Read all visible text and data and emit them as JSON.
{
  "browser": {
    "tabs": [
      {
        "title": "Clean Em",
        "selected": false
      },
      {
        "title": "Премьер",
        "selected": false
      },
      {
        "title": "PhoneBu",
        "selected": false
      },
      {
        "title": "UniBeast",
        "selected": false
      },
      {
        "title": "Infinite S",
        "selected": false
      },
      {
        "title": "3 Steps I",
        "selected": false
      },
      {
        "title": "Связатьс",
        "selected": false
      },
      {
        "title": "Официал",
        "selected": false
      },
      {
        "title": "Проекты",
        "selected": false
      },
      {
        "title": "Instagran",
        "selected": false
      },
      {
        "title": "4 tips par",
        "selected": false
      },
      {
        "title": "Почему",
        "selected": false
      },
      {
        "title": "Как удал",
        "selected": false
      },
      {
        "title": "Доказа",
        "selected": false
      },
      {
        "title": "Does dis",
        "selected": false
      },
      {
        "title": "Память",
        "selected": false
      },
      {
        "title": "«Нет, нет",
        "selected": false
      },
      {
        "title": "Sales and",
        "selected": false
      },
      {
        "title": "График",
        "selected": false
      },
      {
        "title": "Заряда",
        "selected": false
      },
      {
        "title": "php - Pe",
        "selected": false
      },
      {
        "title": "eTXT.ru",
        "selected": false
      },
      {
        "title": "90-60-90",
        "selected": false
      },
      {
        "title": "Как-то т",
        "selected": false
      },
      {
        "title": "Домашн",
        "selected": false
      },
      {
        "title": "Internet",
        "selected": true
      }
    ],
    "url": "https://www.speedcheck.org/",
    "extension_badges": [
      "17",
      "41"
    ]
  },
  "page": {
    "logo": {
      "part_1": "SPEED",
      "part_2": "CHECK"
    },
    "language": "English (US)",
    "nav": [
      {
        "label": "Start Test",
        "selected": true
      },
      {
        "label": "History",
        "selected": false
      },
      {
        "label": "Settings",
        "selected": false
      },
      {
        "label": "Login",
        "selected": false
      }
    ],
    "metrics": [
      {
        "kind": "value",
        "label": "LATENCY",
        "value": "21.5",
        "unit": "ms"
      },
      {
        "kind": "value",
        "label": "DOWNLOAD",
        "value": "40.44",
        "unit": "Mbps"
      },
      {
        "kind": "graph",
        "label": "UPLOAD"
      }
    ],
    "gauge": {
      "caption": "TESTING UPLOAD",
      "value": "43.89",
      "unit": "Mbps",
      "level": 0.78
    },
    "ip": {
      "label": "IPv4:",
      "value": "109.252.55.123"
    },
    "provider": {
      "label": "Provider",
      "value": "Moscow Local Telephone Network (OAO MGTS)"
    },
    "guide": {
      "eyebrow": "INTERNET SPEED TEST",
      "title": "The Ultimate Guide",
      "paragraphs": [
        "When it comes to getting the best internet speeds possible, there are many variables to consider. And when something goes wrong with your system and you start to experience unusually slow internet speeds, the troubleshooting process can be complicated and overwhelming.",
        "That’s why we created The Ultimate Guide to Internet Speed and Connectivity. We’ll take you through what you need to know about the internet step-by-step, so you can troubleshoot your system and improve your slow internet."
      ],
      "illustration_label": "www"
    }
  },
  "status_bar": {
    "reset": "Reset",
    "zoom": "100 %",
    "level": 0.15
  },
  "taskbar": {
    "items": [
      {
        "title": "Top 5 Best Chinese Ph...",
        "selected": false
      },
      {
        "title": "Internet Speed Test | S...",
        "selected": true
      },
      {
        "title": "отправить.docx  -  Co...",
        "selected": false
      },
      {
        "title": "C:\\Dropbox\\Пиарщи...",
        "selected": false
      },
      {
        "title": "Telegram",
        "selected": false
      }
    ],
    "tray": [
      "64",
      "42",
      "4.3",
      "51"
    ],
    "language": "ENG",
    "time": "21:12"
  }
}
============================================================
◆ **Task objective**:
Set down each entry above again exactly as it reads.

◆ **Answer to the exercise**:
Read all visible text and data and emit them as JSON.
{
  "browser": {
    "tabs": [
      {
        "title": "Clean Em",
        "selected": false
      },
      {
        "title": "Премьер",
        "selected": false
      },
      {
        "title": "PhoneBu",
        "selected": false
      },
      {
        "title": "UniBeast",
        "selected": false
      },
      {
        "title": "Infinite S",
        "selected": false
      },
      {
        "title": "3 Steps I",
        "selected": false
      },
      {
        "title": "Связатьс",
        "selected": false
      },
      {
        "title": "Официал",
        "selected": false
      },
      {
        "title": "Проекты",
        "selected": false
      },
      {
        "title": "Instagran",
        "selected": false
      },
      {
        "title": "4 tips par",
        "selected": false
      },
      {
        "title": "Почему",
        "selected": false
      },
      {
        "title": "Как удал",
        "selected": false
      },
      {
        "title": "Доказа",
        "selected": false
      },
      {
        "title": "Does dis",
        "selected": false
      },
      {
        "title": "Память",
        "selected": false
      },
      {
        "title": "«Нет, нет",
        "selected": false
      },
      {
        "title": "Sales and",
        "selected": false
      },
      {
        "title": "График",
        "selected": false
      },
      {
        "title": "Заряда",
        "selected": false
      },
      {
        "title": "php - Pe",
        "selected": false
      },
      {
        "title": "eTXT.ru",
        "selected": false
      },
      {
        "title": "90-60-90",
        "selected": false
      },
      {
        "title": "Как-то т",
        "selected": false
      },
      {
        "title": "Домашн",
        "selected": false
      },
      {
        "title": "Internet",
        "selected": true
      }
    ],
    "url": "https://www.speedcheck.org/",
    "extension_badges": [
      "17",
      "41"
    ]
  },
  "page": {
    "logo": {
      "part_1": "SPEED",
      "part_2": "CHECK"
    },
    "language": "English (US)",
    "nav": [
      {
        "label": "Start Test",
        "selected": true
      },
      {
        "label": "History",
        "selected": false
      },
      {
        "label": "Settings",
        "selected": false
      },
      {
        "label": "Login",
        "selected": false
      }
    ],
    "metrics": [
      {
        "kind": "value",
        "label": "LATENCY",
        "value": "21.5",
        "unit": "ms"
      },
      {
        "kind": "value",
        "label": "DOWNLOAD",
        "value": "40.44",
        "unit": "Mbps"
      },
      {
        "kind": "graph",
        "label": "UPLOAD"
      }
    ],
    "gauge": {
      "caption": "TESTING UPLOAD",
      "value": "43.89",
      "unit": "Mbps",
      "level": 0.78
    },
    "ip": {
      "label": "IPv4:",
      "value": "109.252.55.123"
    },
    "provider": {
      "label": "Provider",
      "value": "Moscow Local Telephone Network (OAO MGTS)"
    },
    "guide": {
      "eyebrow": "INTERNET SPEED TEST",
      "title": "The Ultimate Guide",
      "paragraphs": [
        "When it comes to getting the best internet speeds possible, there are many variables to consider. And when something goes wrong with your system and you start to experience unusually slow internet speeds, the troubleshooting process can be complicated and overwhelming.",
        "That’s why we created The Ultimate Guide to Internet Speed and Connectivity. We’ll take you through what you need to know about the internet step-by-step, so you can troubleshoot your system and improve your slow internet."
      ],
      "illustration_label": "www"
    }
  },
  "status_bar": {
    "reset": "Reset",
    "zoom": "100 %",
    "level": 0.15
  },
  "taskbar": {
    "items": [
      {
        "title": "Top 5 Best Chinese Ph...",
        "selected": false
      },
      {
        "title": "Internet Speed Test | S...",
        "selected": true
      },
      {
        "title": "отправить.docx  -  Co...",
        "selected": false
      },
      {
        "title": "C:\\Dropbox\\Пиарщи...",
        "selected": false
      },
      {
        "title": "Telegram",
        "selected": false
      }
    ],
    "tray": [
      "64",
      "42",
      "4.3",
      "51"
    ],
    "language": "ENG",
    "time": "21:12"
  }
}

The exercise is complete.